US envoy says Russia has enough leverage in Syrian conflict

TASS Russian News Agency | Aug 14, 2020 at 1:18 AM

NEW YORK, August 14. /TASS/. Russia has enough leverage in the Syrian conflict, US Special Representative for Syria Engagement James Jeffrey said at a briefing.

"We believe that Russia has enough leverage. Russia was key to this conflict," he pointed out. "Iran was much involved in Syria up to 2015, and even with Iranian help Assad could not stop the opposition gaining ever more territory. It was the entry of Russian forces, specifically air forces, into the conflict in late 2015 that turned the tide. That is still the situation," Jeffrey added. "Assad's survival is totally the work of Russia, thus we expect Russia to deliver Assad to the negotiating table," he pointed out.

"We have many times offered to cooperate more with the Russian authorities on bilateral efforts to - not bilateral efforts, but basically to coordinate with them on our own efforts to deal with ISIS [the Islamic State terror organization - TASS] in those other areas, and we'll continue to see what we can do," the US envoy noted.

"In fact, our policy isn't regime change, our policy is a change in behavior of whoever is governing in Damascus," Jeffrey said.

When speaking about a meeting of the Syrian Constitutional Committee, which is expected to take place in Geneva on August 24, Jeffrey said that "a safe and neutral environment such as Geneva is very, very important to move forward." The next step "is a free and fair election under UN supervision involving all Syrians," he added.

Syrian constitutional committee

In January 2018, participants in the Syrian National Dialogue Congress, held in the Russian Black Sea resort of Sochi, decided to establish a constitutional committee that would work on the country's new constitution.

The 150-member committee includes representatives of the Syrian government and opposition, as well as civil society members.

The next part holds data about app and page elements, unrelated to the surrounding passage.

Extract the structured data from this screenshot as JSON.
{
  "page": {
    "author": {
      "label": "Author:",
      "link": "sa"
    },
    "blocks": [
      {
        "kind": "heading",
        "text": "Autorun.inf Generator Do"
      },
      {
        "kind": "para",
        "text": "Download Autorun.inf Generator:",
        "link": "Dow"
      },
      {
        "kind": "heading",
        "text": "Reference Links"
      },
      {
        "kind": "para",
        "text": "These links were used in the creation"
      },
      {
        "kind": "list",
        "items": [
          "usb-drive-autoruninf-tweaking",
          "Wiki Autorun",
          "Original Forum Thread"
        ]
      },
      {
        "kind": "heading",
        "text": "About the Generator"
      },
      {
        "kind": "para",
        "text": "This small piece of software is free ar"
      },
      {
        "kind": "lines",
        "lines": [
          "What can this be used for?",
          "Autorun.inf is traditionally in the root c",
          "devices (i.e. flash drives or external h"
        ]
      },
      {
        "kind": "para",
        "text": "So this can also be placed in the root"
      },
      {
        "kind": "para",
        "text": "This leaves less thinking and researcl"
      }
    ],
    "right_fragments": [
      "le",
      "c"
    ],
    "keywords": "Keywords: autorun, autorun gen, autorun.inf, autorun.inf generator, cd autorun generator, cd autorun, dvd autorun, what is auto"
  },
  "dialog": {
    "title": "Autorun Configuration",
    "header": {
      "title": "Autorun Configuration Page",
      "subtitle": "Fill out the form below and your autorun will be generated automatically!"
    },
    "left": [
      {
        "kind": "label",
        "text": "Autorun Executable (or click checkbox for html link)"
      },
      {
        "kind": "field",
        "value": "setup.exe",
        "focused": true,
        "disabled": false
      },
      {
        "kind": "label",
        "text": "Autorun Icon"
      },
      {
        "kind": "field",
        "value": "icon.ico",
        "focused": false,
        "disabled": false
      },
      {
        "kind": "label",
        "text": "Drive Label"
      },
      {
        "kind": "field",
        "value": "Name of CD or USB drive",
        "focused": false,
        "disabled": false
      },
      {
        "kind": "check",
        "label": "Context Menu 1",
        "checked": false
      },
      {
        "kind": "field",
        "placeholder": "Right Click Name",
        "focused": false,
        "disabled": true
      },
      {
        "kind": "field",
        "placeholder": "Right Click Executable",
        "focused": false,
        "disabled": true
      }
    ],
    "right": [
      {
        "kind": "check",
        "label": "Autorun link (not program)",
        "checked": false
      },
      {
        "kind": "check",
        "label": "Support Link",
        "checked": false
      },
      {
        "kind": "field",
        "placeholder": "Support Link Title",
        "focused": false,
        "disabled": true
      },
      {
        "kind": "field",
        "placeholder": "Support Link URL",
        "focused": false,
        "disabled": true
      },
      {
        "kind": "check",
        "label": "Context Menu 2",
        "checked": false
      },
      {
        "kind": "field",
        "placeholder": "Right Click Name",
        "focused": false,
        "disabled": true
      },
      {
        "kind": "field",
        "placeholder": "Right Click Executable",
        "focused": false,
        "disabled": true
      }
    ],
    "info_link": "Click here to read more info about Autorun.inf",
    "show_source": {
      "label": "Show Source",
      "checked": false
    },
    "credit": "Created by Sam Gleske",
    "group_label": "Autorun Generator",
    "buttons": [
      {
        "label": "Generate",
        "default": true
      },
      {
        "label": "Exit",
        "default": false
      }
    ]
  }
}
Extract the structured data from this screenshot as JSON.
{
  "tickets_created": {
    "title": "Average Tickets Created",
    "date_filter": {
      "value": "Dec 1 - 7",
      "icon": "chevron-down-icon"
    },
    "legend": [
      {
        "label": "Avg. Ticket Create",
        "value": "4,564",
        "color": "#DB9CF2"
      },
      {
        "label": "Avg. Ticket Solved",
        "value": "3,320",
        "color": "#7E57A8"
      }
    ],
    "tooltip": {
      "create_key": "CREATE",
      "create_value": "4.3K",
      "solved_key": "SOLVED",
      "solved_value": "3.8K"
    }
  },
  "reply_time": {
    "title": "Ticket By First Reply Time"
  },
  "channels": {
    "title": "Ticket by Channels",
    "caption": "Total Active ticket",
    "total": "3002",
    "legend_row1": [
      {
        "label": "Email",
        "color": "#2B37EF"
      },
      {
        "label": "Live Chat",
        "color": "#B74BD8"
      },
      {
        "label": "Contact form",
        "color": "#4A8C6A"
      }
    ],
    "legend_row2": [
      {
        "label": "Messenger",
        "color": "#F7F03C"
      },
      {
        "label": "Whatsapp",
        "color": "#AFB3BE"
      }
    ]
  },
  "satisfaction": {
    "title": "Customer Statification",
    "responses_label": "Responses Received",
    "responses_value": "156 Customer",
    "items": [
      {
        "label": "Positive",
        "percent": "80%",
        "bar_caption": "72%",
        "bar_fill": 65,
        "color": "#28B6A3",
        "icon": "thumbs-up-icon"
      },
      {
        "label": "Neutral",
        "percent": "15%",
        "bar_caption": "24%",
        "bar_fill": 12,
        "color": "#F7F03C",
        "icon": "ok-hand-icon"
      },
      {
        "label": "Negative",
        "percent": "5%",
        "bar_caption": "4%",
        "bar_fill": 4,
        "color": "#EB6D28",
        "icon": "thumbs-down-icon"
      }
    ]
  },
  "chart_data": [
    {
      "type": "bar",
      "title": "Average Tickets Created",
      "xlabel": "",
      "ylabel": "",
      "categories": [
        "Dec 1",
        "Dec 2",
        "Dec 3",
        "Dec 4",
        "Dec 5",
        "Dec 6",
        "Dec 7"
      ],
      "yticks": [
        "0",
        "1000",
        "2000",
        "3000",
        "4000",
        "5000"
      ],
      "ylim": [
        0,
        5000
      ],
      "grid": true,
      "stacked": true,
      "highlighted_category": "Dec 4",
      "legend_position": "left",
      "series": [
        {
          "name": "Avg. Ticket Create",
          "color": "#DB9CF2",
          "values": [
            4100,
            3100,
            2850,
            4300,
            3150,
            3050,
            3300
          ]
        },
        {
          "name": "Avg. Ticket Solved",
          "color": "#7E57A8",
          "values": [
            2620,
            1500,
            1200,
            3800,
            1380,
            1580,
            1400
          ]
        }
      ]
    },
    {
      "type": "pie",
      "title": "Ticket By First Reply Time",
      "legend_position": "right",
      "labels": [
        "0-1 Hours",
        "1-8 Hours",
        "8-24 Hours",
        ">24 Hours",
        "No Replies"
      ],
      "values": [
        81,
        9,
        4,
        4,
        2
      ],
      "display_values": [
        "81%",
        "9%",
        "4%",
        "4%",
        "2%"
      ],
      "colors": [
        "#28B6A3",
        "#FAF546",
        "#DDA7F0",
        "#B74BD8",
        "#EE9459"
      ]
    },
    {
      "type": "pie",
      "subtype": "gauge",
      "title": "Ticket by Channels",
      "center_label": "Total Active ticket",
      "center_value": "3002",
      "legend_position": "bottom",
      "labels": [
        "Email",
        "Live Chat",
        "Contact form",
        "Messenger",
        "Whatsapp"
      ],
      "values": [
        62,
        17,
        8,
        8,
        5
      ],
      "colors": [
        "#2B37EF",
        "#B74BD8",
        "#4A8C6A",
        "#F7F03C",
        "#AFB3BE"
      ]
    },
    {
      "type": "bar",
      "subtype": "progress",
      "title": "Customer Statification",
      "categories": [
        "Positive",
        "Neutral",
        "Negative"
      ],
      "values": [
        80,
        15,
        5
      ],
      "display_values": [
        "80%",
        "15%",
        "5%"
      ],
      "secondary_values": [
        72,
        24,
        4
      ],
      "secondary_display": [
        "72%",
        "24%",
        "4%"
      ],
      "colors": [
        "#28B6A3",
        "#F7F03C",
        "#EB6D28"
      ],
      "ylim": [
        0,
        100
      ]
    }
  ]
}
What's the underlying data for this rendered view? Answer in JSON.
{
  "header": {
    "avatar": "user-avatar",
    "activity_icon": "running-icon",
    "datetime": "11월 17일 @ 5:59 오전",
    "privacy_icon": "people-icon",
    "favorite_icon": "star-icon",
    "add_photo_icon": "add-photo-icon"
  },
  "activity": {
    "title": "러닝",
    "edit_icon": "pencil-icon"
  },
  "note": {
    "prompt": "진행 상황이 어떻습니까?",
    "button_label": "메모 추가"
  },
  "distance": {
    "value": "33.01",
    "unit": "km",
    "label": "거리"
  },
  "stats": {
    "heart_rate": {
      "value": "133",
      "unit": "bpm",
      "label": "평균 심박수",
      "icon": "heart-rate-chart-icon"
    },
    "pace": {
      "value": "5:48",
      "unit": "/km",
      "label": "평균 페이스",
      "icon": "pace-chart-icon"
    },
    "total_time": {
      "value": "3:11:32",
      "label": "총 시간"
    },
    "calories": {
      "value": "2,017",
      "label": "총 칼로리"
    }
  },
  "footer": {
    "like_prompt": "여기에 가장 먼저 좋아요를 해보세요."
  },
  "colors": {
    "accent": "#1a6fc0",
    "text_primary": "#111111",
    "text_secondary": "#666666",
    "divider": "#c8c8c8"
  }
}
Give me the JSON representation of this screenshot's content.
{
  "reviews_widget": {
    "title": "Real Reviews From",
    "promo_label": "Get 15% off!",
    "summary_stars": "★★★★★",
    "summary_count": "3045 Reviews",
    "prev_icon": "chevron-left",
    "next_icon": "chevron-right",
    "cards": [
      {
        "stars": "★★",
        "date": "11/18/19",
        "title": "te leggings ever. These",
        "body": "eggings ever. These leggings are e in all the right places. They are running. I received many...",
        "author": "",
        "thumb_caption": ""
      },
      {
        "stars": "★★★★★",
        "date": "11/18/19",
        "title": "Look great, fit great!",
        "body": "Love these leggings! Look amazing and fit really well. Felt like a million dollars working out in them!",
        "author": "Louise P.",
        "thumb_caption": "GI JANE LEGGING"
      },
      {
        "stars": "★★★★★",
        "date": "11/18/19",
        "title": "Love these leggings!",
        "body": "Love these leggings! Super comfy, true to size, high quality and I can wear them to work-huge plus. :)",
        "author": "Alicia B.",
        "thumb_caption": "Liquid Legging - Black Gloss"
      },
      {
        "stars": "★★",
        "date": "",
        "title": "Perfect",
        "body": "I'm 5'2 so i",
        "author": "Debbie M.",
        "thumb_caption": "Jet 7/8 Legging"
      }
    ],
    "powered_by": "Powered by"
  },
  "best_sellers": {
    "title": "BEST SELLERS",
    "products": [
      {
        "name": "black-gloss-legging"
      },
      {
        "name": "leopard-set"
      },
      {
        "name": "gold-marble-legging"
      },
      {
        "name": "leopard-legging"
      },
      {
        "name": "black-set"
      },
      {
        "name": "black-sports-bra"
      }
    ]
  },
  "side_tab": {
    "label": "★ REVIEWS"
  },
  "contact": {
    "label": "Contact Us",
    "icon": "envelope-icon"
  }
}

The committee held its first meeting in Geneva on October 30, 2019. A group of 45 experts appointed by the committee met twice in November.